During one master calendar hearing observed by CNN in Arlington, Virginia, on Thursday, Immigration Judge John M. Bryant in a span of about 45 minutes checked in on the cases of 16 immigrants under the age of 20, all with attorneys and some with parents.
In each case, the attorneys described waiting for applications filed with the government, and all were quickly given court dates into 2019 to come back for another check-in, despite the objections of the government attorney. One child, a boy named Jose who had just finished ninth grade, was there for his second check-in. His full asylum hearing received a court date of May 11, 2021 — likely to be just as he is finishing high school in the U.S.

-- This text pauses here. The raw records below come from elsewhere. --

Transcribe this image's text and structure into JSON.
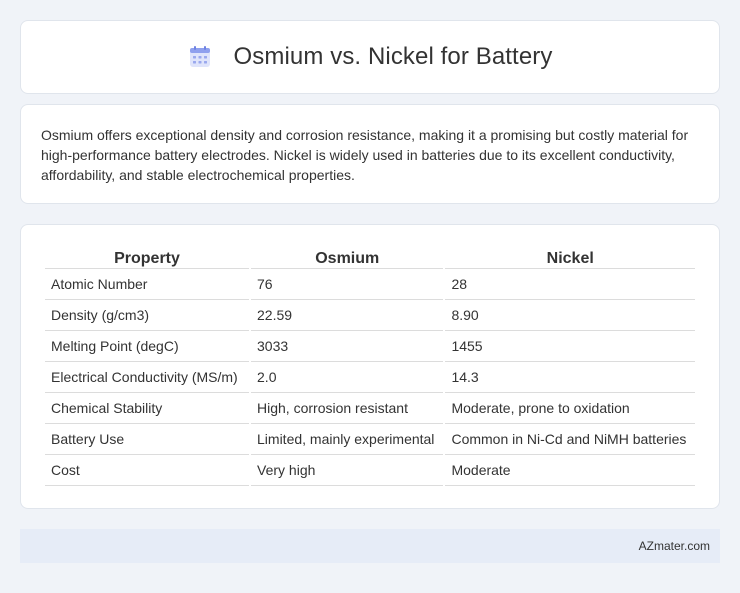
{
  "header": {
    "title": "Osmium vs. Nickel for Battery",
    "icon": "calendar-icon",
    "icon_color": "#7b8de8"
  },
  "intro": {
    "text": "Osmium offers exceptional density and corrosion resistance, making it a promising but costly material for high-performance battery electrodes. Nickel is widely used in batteries due to its excellent conductivity, affordability, and stable electrochemical properties."
  },
  "table": {
    "headers": [
      "Property",
      "Osmium",
      "Nickel"
    ],
    "rows": [
      [
        "Atomic Number",
        "76",
        "28"
      ],
      [
        "Density (g/cm3)",
        "22.59",
        "8.90"
      ],
      [
        "Melting Point (degC)",
        "3033",
        "1455"
      ],
      [
        "Electrical Conductivity (MS/m)",
        "2.0",
        "14.3"
      ],
      [
        "Chemical Stability",
        "High, corrosion resistant",
        "Moderate, prone to oxidation"
      ],
      [
        "Battery Use",
        "Limited, mainly experimental",
        "Common in Ni-Cd and NiMH batteries"
      ],
      [
        "Cost",
        "Very high",
        "Moderate"
      ]
    ]
  },
  "footer": {
    "site": "AZmater.com"
  }
}
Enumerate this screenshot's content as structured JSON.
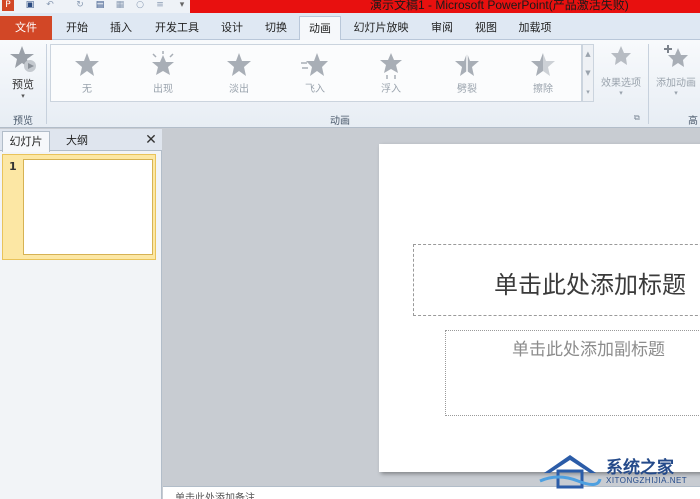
{
  "window": {
    "title": "演示文稿1 - Microsoft PowerPoint(产品激活失败)"
  },
  "ribbon_tabs": {
    "file": "文件",
    "tabs": [
      {
        "label": "开始"
      },
      {
        "label": "插入"
      },
      {
        "label": "开发工具"
      },
      {
        "label": "设计"
      },
      {
        "label": "切换"
      },
      {
        "label": "动画"
      },
      {
        "label": "幻灯片放映"
      },
      {
        "label": "审阅"
      },
      {
        "label": "视图"
      },
      {
        "label": "加载项"
      }
    ],
    "active": "动画"
  },
  "ribbon": {
    "preview": {
      "button_label": "预览",
      "group_label": "预览"
    },
    "animations": {
      "group_label": "动画",
      "items": [
        {
          "label": "无"
        },
        {
          "label": "出现"
        },
        {
          "label": "淡出"
        },
        {
          "label": "飞入"
        },
        {
          "label": "浮入"
        },
        {
          "label": "劈裂"
        },
        {
          "label": "擦除"
        }
      ]
    },
    "effect_options": {
      "label": "效果选项"
    },
    "add_animation": {
      "label": "添加动画"
    },
    "advanced_group_label": "高"
  },
  "left_pane": {
    "tabs": [
      {
        "label": "幻灯片"
      },
      {
        "label": "大纲"
      }
    ],
    "close_symbol": "✕",
    "slide_number": "1"
  },
  "slide": {
    "title_placeholder": "单击此处添加标题",
    "subtitle_placeholder": "单击此处添加副标题"
  },
  "notes": {
    "text": "单击此处添加备注"
  },
  "watermark": {
    "text": "系统之家",
    "url": "XITONGZHIJIA.NET"
  },
  "colors": {
    "file_tab": "#d24726",
    "title_bar_error": "#e8100f",
    "selected_slide": "#fce7a4"
  }
}
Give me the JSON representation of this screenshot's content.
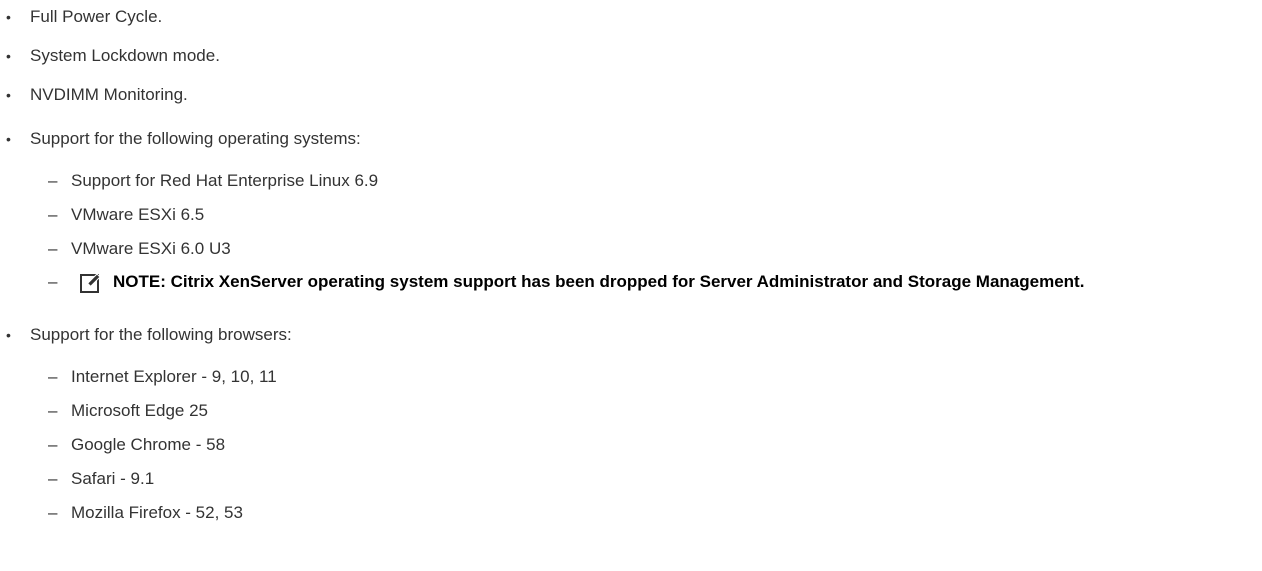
{
  "bullets_top": [
    "Full Power Cycle.",
    "System Lockdown mode.",
    "NVDIMM Monitoring."
  ],
  "os_section": {
    "heading": "Support for the following operating systems:",
    "items": [
      "Support for Red Hat Enterprise Linux 6.9",
      "VMware ESXi 6.5",
      "VMware ESXi 6.0 U3"
    ],
    "note": "NOTE: Citrix XenServer operating system support has been dropped for Server Administrator and Storage Management.",
    "note_icon": "pencil-note-icon"
  },
  "browser_section": {
    "heading": "Support for the following browsers:",
    "items": [
      "Internet Explorer - 9, 10, 11",
      "Microsoft Edge 25",
      "Google Chrome - 58",
      "Safari - 9.1",
      "Mozilla Firefox - 52, 53"
    ]
  },
  "glyphs": {
    "bullet": "•",
    "dash": "–"
  }
}
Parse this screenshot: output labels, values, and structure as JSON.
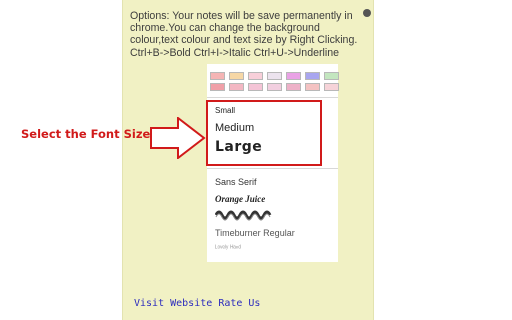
{
  "note": {
    "options_text": "Options: Your notes will be save permanently in chrome.You can change the background colour,text colour and text size by Right Clicking. Ctrl+B->Bold Ctrl+I->Italic Ctrl+U->Underline"
  },
  "palette": {
    "row1": [
      "#f5b5b5",
      "#f6d7a6",
      "#f8cfd9",
      "#ece3ee",
      "#e9a2e5",
      "#a9a6ef",
      "#c3e6bf"
    ],
    "row2": [
      "#f0a0a8",
      "#f3b7c3",
      "#f4c4d6",
      "#f2cfe0",
      "#eeb1c8",
      "#f4c2c2",
      "#f6d3d8"
    ]
  },
  "font_sizes": {
    "small": "Small",
    "medium": "Medium",
    "large": "Large"
  },
  "fonts": {
    "sans_serif": "Sans Serif",
    "orange_juice": "Orange Juice",
    "decorative": "",
    "timeburner": "Timeburner Regular",
    "script": "ᴸᵒᵛᵉˡʸ ᴴᵃⁿᵈ"
  },
  "annotation": {
    "label": "Select the Font Size",
    "color": "#d11a1a"
  },
  "footer": {
    "visit": "Visit Website",
    "rate": "Rate Us"
  }
}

The youngest was a 6-year-old boy, Rodolfo, who was there with his attorney and his father, though Rodolfo’s case was being heard by itself. The judge and Rodolfo made small talk about kindergarten through an interpreter before his case was continued. “Hasta luego,” Bryant told Rodolfo, giving him a next court date in May 30, 2019.
Experts like Young and Benson have long opposed the idea of children being able to represent themselves. Benson has resources on her group’s website designed to help attorneys understand the complex peculiarities of children in immigration court. The manual on asylum — designed for attorneys — is 120 pages. The manual on the SIJ visa is 85. Many children may be eligible for both.
“It is a system on paper that looks like it gives opportunity to children to seek protection in the United States, but the reality of that system is daunting even for well-trained lawyers, let alone for the children themselves,” Benson said.
Benson described working with kids who got up at 4 am or earlier to catch a bus or a ride to a far away immigration court. She’s witnessed confused parents and relatives pleading with a judge to accept their filled-in asylum application, as the judge patiently explains to them they need to send the lengthy questionnaire to a completely different government agency via a post office box in Chicago.
Regardless of age, children in asylum hearings must answer questions like where they are from, why they are afraid to return and state the justification for their claim. Recent moves by Attorney General Jeff Sessions have only set the bar higher for immigrants to justify their asylum claim, placing the burden of proof and legal argument even more squarely on their shoulders.
And the children are not always forthcoming. Benson described an intelligent, “bright-eyed,” pig-tailed 8-year-old she worked with, who showed no signs of trauma. After some time, she revealed her mother’s boyfriend had been assaulting her before she moved to her aunt’s home. Her aunt had no idea. The girl qualified for a visa a few years later.
Young described witnessing a 5-year-old in Baltimore Immigration Court with no lawyer.
“She was clutching a doll, she couldn’t see over the microphone at the respondent’s table, and she couldn’t answer the questions, she was afraid,” Young said. “As she was done, (the judge) asked in Spanish what the name of her doll was, and she answered ‘baby, baby doll’ in Spanish. And that was it.”
The case had a happy ending — the judge pointed the girl to Young’s colleagues and she received a visa two years later.
“I asked my attorney what it was like to work with her and she said, ‘Well, it took a lot of candy and a lot of Play-Doh,'” Young said.
As more children flood the system as a result of the administration’s family separations, Young fears what could result. She is especially concerned about the administration’s push to repeal laws designed to protect children — “as imperfect as they are” — over what officials say are the “loopholes” they create in the system that attract immigrants to come into the U.S. illegally.
“I fear that one of the insidious agenda items here is for the administration to jettison the protections … all the policies and procedures we built up over the years to protect the children in the system,” Young said. “We were starting to get there and then under this administration — a system that has taken us 30 years to build, it’s taken them three months to tear down.”